Have also located 5 lb bags of frozen which I may opt for. The dry has more appeal to me than frozen

Mini Oven's picture
Mini Oven

and not the raisins.  Beats me why two things can have the same name (since 1550) I like the other names.    I've seen dried cherries as well.  Tart like the cranberries Ann mentions and small.  Another option could be dried elderberries but they tend to be seedy, reminding me more of crunchy grapenut cereal.


I can see why you prefer dried. 


Mini

AnnaInMD's picture
AnnaInMD

currant jam and just reduce liquids a bit.  In Germany, my mom grew currants, and I wound up picking them. They were quite tart if I remember correctly, so I am thinking that one could possibly exchange these for finely chopped cranberries.

PaddyL's picture
PaddyL

...are actually dried grapes, or raisins de Corinthe.  The black currant that grows on bushes is never dried, to my knowledge, but usually made into jelly or jam, as are the red and white currants.  If you plump the dried currants in hot water, they can be quite luscious in baked goods.  I use them all the time in my Hot Crossers.

qahtan's picture
qahtan

I buy my currants by the case from Sunmaid Raisin company, they are nice clean currants packed in 10 ounce boxes. I get them sent from California to Ontario, no problem... qahtan


 Many people buy their currants from bulk food stores, cheaper but you have to pick them over  etc,,, no thanks I stay with Sunmaid,    their sultanas and raisins also.....

mrfrost's picture
mrfrost

As the original poster stated: In the not so distant past, Trader Joes used sell genuine, dried, Black Currants.
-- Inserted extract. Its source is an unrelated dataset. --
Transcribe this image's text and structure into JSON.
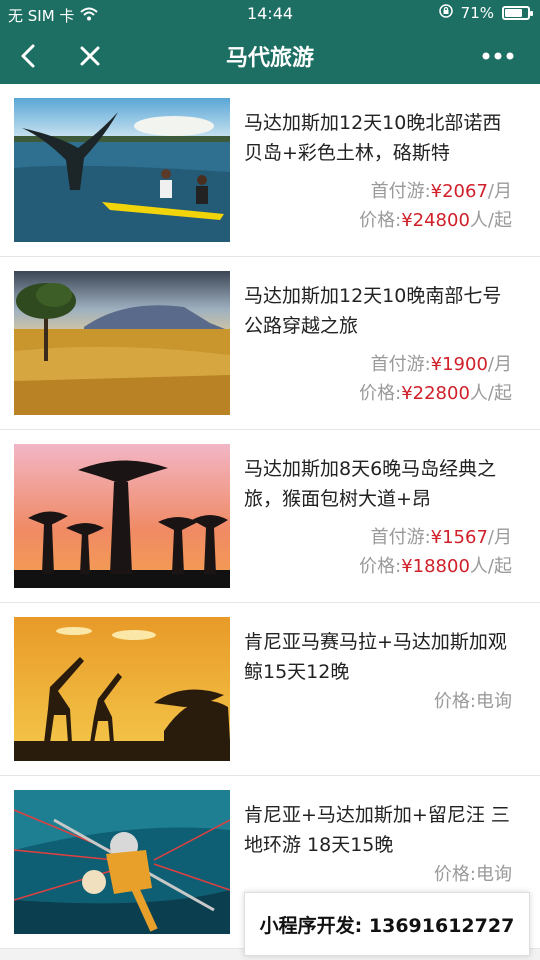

They were not any sort of raisin(grape).


suave's picture
suave

Тhere is nothing particularly "genuine" about black currants, it is an entirely different fruit.  Whenever an American recipe calls for currants without specifying which kind, it implies zante currants.  Simple as that.

Mini Oven's picture
Mini Oven

One has to quess most of the time.  Everyone knows that currant jam is the berry and not the raisin.  If the currants are red, they are not raisins and if you have ever grown currants you tend to think of berries before raisins.


I just saw "blue raisins" in the supermarket today and had to read if they were grapes or dried blueberries. 


Mini

suave's picture
suave

not true about that?  Can you think of one American bread recipe, yeasted or quick which says currants and means anything other than zante currants?  What you keep forgetting is that for one reason or another black currants are not grown commercially in the US, not on any appreciable scale at least, so to try blackcurrant jam one has to venture to international store, or be lucky enough to have a decent ethnic section in local supermarket.  So no, not everyone knows.

AnnieT's picture
AnnieT

Slightly off topic but I remember when I first arrived in America way back in 1967 and saw what I thought was Ribena, a lovely blackcurrant cordial, and how disappointed I was to find it was grape juice! Can't stand the stuff to this day, A.

dmsnyder's picture
dmsnyder

Zante raisins are what I use, but they are not "currants" any more than a pineapple is an apple. Naming these raisins "zante currents" was basically a marketting ploy, I'd bet. This may have been due to the opportunity created by the 1911 U.S. ban on the domestic cultivation of black currents. (The forestry industry was convinced they carried a disease that destroyed timber trees.)


Currently, currants are again grown in the U.S. and are available, although not widely available. Here's a link to a grower/vendor in Upstate NY: The Current Company.


David

dasmueller's picture
dasmueller

David;


Thank you for your response. I believe I will order from the link you sent.  It is the same company I mentioned above w the frozen product. I will be curious to see how it all works out and in the meantime keep my eyes open for the dried product.


 


Don

suave's picture
suave

They were really called zante currants all along, if you care you can easily find references going quite a while back. 

dasmueller's picture
dasmueller

The Current Company


 


If anyone is interested Greegg Quinn from the Currant Co. informs me that they will have genuine dried black currants available in about one week. No details as to price or min order.


Thanks to all for your input


Don